In years past the MQT Local Food Fest ran for a single day and gave students and community members opportunities to meet the people behind the meals prepared for and by them daily. Much has changed since the 2019 event, and with safety as a priority, Alex Palzewicz, lead coordinator of the MQT Local Food Fest, co-founder, and NMU hospitality and management alumni, still wanted to continue the event.
“We don’t have any in-person events going on but we still wanted to stick to our mission. The big point of the event is to really rally around local producers whether it be the local farmers that are growing the food to those that are making food products in the Upper Peninsula and of course the folks that are bringing it to the tables from the chefs to the servers and everyone between,” Palzewicz said.
Without an in-person event, the people working for the local food fest decided to expand the event into several weeks of celebration for local food and restaurants. The local food fest began on Oct. 21 and will conclude on Nov. 14, but in the final week, local restaurants will be participating.
“On Nov. 9 we’re kicking off a locally-focused restaurant week with the downtown development of Marquette. You will see a way for folks to participate by trying locally-focused specials from different restaurants that week. You can go get some really great options. We are also encouraging anyone who is cooking from home using local [food] to use the hashtag #localfoodfest or to tag us in a photo of a dish they made that includes local ingredients, and they have an opportunity to win a prize,” Palzewicz said. “We’re encouraging people to follow our social media at MQTlocalfoodfest throughout Facebook and Instagram. There’s different things we’re doing with our social media like big announcements, sharing information about local businesses.”
In the past, the local food fest held a cooking competition which encouraged hospitality management alumni to return and compete. Unfortunately because of COVID-19 this portion of the event has been cancelled. Palzewicz still believes that this event has a powerful message that needs to be delivered despite the restrictions the pandemic has placed on it.

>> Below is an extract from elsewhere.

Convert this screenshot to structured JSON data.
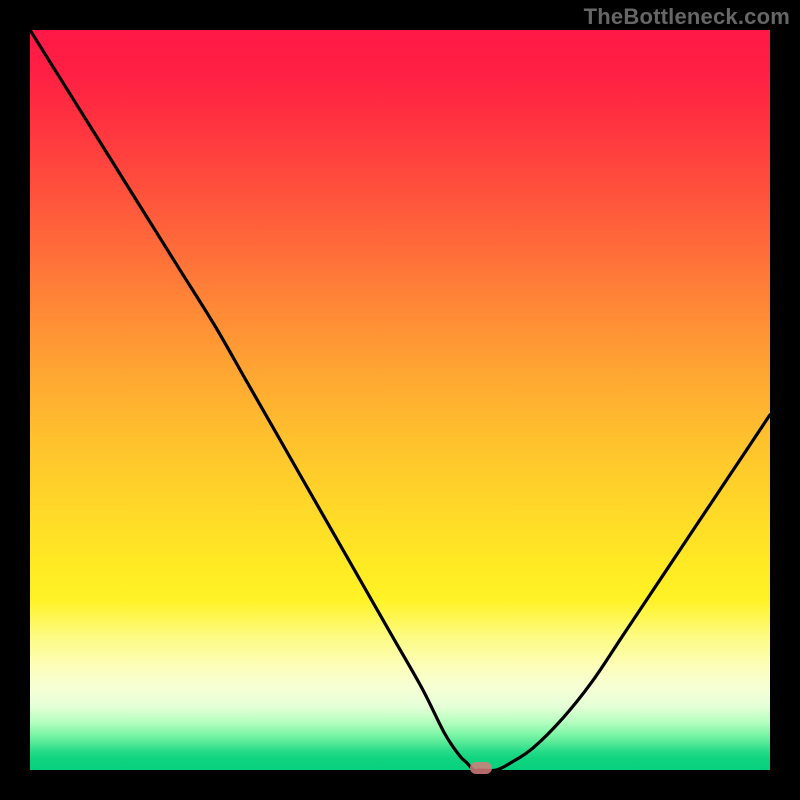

“I’ve worked in this industry a long time and there’s a lot of us and there’s not a whole lot of value or respect that comes with this. Even growing up my family was always like “when are you gonna get a real job?” The idea was to rally around each other and showcase the accomplishments we’ve made, but also to get other folks excited about the possibilities and career opportunities and I think to show the dynamic ways you can use your degree and be involved in the food system. Celebrate local and celebrate the industries that we work in and encourage, we’re still trying to do that.”
Students at NMU are encouraged to participate as this event aligns itself with what NMU students often believe in. Many of the organizers are also former NMU students themselves.

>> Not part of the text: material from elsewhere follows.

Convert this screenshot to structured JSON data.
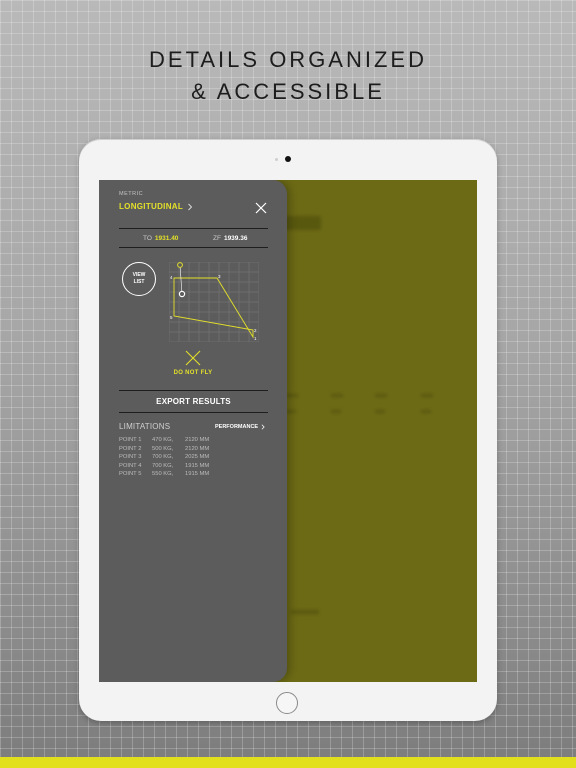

“I think the food fest has a lot of ideals associated with NMU like a focus on nature and a focus on sustainability. Part of it is in that local food segment how we are building a stronger food system but the other side is I think we’re challenging the hospitality industry which in the past has been and continues to be one of the most wasteful and one of the more troublesome when it comes to the environment,” Palzewicz said.
Learn more about the local food fest and how to participate at https://www.facebook.com/MQTLocalFoodFest/. Use #localfoodfest to participate in events and get involved.